Retype each entry below precisely as it reads.

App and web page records
####################

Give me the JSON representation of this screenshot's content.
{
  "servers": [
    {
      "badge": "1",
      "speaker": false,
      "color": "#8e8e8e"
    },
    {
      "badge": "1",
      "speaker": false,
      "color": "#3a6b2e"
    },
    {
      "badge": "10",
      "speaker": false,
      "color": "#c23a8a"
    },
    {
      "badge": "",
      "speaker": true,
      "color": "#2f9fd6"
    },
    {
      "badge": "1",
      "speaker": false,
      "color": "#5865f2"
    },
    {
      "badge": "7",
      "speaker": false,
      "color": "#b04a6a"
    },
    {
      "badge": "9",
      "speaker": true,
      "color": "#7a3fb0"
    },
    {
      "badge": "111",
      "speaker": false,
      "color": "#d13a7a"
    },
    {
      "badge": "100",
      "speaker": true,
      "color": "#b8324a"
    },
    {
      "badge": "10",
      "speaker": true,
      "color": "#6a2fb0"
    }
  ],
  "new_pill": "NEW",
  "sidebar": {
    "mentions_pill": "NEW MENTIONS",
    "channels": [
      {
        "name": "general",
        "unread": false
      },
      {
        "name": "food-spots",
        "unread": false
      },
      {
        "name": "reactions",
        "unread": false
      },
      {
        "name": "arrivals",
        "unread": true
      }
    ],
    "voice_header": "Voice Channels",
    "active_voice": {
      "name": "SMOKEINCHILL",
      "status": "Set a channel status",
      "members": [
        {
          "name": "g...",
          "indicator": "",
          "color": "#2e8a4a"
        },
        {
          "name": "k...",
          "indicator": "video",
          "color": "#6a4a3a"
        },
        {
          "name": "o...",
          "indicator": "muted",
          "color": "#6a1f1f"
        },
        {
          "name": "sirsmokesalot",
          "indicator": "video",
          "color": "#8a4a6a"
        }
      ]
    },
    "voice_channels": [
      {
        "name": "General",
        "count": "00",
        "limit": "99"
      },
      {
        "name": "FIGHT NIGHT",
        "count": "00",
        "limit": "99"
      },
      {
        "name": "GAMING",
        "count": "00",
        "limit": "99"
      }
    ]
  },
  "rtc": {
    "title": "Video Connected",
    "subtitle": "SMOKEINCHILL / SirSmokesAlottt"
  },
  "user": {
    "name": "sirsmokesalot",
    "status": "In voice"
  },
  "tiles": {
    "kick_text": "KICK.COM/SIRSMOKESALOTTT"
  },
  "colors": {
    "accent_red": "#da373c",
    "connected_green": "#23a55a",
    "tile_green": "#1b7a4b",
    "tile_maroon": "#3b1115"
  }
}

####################

## EXERCISE RESULT
Give me the JSON representation of this screenshot's content.
{
  "servers": [
    {
      "badge": "1",
      "speaker": false,
      "color": "#8e8e8e"
    },
    {
      "badge": "1",
      "speaker": false,
      "color": "#3a6b2e"
    },
    {
      "badge": "10",
      "speaker": false,
      "color": "#c23a8a"
    },
    {
      "badge": "",
      "speaker": true,
      "color": "#2f9fd6"
    },
    {
      "badge": "1",
      "speaker": false,
      "color": "#5865f2"
    },
    {
      "badge": "7",
      "speaker": false,
      "color": "#b04a6a"
    },
    {
      "badge": "9",
      "speaker": true,
      "color": "#7a3fb0"
    },
    {
      "badge": "111",
      "speaker": false,
      "color": "#d13a7a"
    },
    {
      "badge": "100",
      "speaker": true,
      "color": "#b8324a"
    },
    {
      "badge": "10",
      "speaker": true,
      "color": "#6a2fb0"
    }
  ],
  "new_pill": "NEW",
  "sidebar": {
    "mentions_pill": "NEW MENTIONS",
    "channels": [
      {
        "name": "general",
        "unread": false
      },
      {
        "name": "food-spots",
        "unread": false
      },
      {
        "name": "reactions",
        "unread": false
      },
      {
        "name": "arrivals",
        "unread": true
      }
    ],
    "voice_header": "Voice Channels",
    "active_voice": {
      "name": "SMOKEINCHILL",
      "status": "Set a channel status",
      "members": [
        {
          "name": "g...",
          "indicator": "",
          "color": "#2e8a4a"
        },
        {
          "name": "k...",
          "indicator": "video",
          "color": "#6a4a3a"
        },
        {
          "name": "o...",
          "indicator": "muted",
          "color": "#6a1f1f"
        },
        {
          "name": "sirsmokesalot",
          "indicator": "video",
          "color": "#8a4a6a"
        }
      ]
    },
    "voice_channels": [
      {
        "name": "General",
        "count": "00",
        "limit": "99"
      },
      {
        "name": "FIGHT NIGHT",
        "count": "00",
        "limit": "99"
      },
      {
        "name": "GAMING",
        "count": "00",
        "limit": "99"
      }
    ]
  },
  "rtc": {
    "title": "Video Connected",
    "subtitle": "SMOKEINCHILL / SirSmokesAlottt"
  },
  "user": {
    "name": "sirsmokesalot",
    "status": "In voice"
  },
  "tiles": {
    "kick_text": "KICK.COM/SIRSMOKESALOTTT"
  },
  "colors": {
    "accent_red": "#da373c",
    "connected_green": "#23a55a",
    "tile_green": "#1b7a4b",
    "tile_maroon": "#3b1115"
  }
}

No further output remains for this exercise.